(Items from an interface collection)
▼

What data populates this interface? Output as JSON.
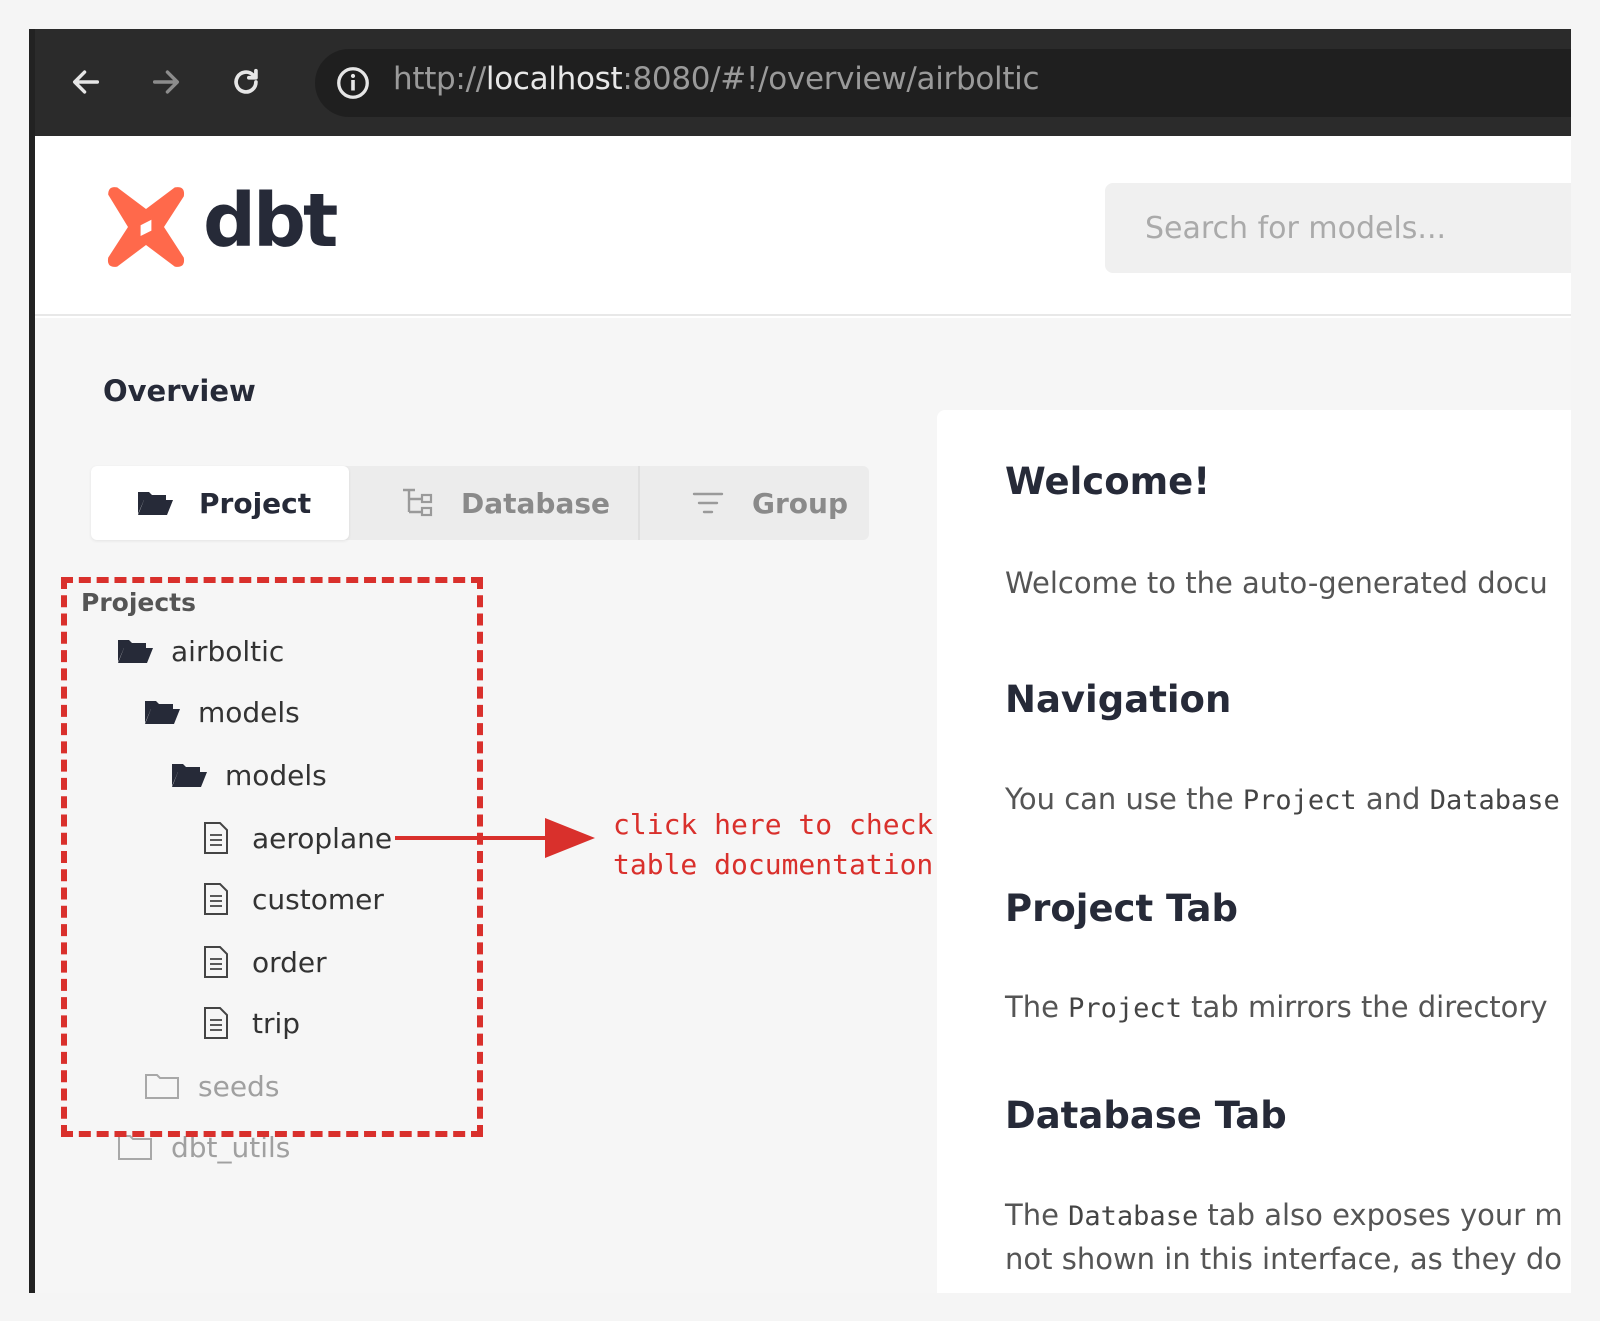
{
  "browser": {
    "url_scheme": "http://",
    "url_host": "localhost",
    "url_rest": ":8080/#!/overview/airboltic"
  },
  "header": {
    "logo_text": "dbt",
    "search_placeholder": "Search for models..."
  },
  "overview": {
    "title": "Overview",
    "tabs": [
      {
        "label": "Project",
        "icon": "folder-open-icon",
        "active": true
      },
      {
        "label": "Database",
        "icon": "tree-icon",
        "active": false
      },
      {
        "label": "Group",
        "icon": "filter-icon",
        "active": false
      }
    ]
  },
  "tree": {
    "label": "Projects",
    "nodes": [
      {
        "label": "airboltic",
        "icon": "folder-open-icon"
      },
      {
        "label": "models",
        "icon": "folder-open-icon"
      },
      {
        "label": "models",
        "icon": "folder-open-icon"
      },
      {
        "label": "aeroplane",
        "icon": "file-icon"
      },
      {
        "label": "customer",
        "icon": "file-icon"
      },
      {
        "label": "order",
        "icon": "file-icon"
      },
      {
        "label": "trip",
        "icon": "file-icon"
      },
      {
        "label": "seeds",
        "icon": "folder-closed-icon"
      },
      {
        "label": "dbt_utils",
        "icon": "folder-closed-icon"
      }
    ]
  },
  "annotation": {
    "line1": "click here to check",
    "line2": "table documentation",
    "color": "#d9302c"
  },
  "welcome": {
    "title": "Welcome!",
    "intro": "Welcome to the auto-generated docu",
    "nav_title": "Navigation",
    "nav_text_a": "You can use the ",
    "nav_code_a": "Project",
    "nav_text_b": " and ",
    "nav_code_b": "Database",
    "project_tab_title": "Project Tab",
    "project_text_a": "The ",
    "project_code": "Project",
    "project_text_b": " tab mirrors the directory",
    "database_tab_title": "Database Tab",
    "database_text_a": "The ",
    "database_code": "Database",
    "database_text_b": " tab also exposes your m",
    "database_text_line2": "not shown in this interface, as they do"
  },
  "colors": {
    "brand": "#ff694b",
    "browser_bar": "#2b2b2b",
    "annotation_red": "#d9302c"
  }
}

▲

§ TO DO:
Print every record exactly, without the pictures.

§ SOLVED PROBLEM:
What data populates this interface? Output as JSON.
{
  "browser": {
    "url_scheme": "http://",
    "url_host": "localhost",
    "url_rest": ":8080/#!/overview/airboltic"
  },
  "header": {
    "logo_text": "dbt",
    "search_placeholder": "Search for models..."
  },
  "overview": {
    "title": "Overview",
    "tabs": [
      {
        "label": "Project",
        "icon": "folder-open-icon",
        "active": true
      },
      {
        "label": "Database",
        "icon": "tree-icon",
        "active": false
      },
      {
        "label": "Group",
        "icon": "filter-icon",
        "active": false
      }
    ]
  },
  "tree": {
    "label": "Projects",
    "nodes": [
      {
        "label": "airboltic",
        "icon": "folder-open-icon"
      },
      {
        "label": "models",
        "icon": "folder-open-icon"
      },
      {
        "label": "models",
        "icon": "folder-open-icon"
      },
      {
        "label": "aeroplane",
        "icon": "file-icon"
      },
      {
        "label": "customer",
        "icon": "file-icon"
      },
      {
        "label": "order",
        "icon": "file-icon"
      },
      {
        "label": "trip",
        "icon": "file-icon"
      },
      {
        "label": "seeds",
        "icon": "folder-closed-icon"
      },
      {
        "label": "dbt_utils",
        "icon": "folder-closed-icon"
      }
    ]
  },
  "annotation": {
    "line1": "click here to check",
    "line2": "table documentation",
    "color": "#d9302c"
  },
  "welcome": {
    "title": "Welcome!",
    "intro": "Welcome to the auto-generated docu",
    "nav_title": "Navigation",
    "nav_text_a": "You can use the ",
    "nav_code_a": "Project",
    "nav_text_b": " and ",
    "nav_code_b": "Database",
    "project_tab_title": "Project Tab",
    "project_text_a": "The ",
    "project_code": "Project",
    "project_text_b": " tab mirrors the directory",
    "database_tab_title": "Database Tab",
    "database_text_a": "The ",
    "database_code": "Database",
    "database_text_b": " tab also exposes your m",
    "database_text_line2": "not shown in this interface, as they do"
  },
  "colors": {
    "brand": "#ff694b",
    "browser_bar": "#2b2b2b",
    "annotation_red": "#d9302c"
  }
}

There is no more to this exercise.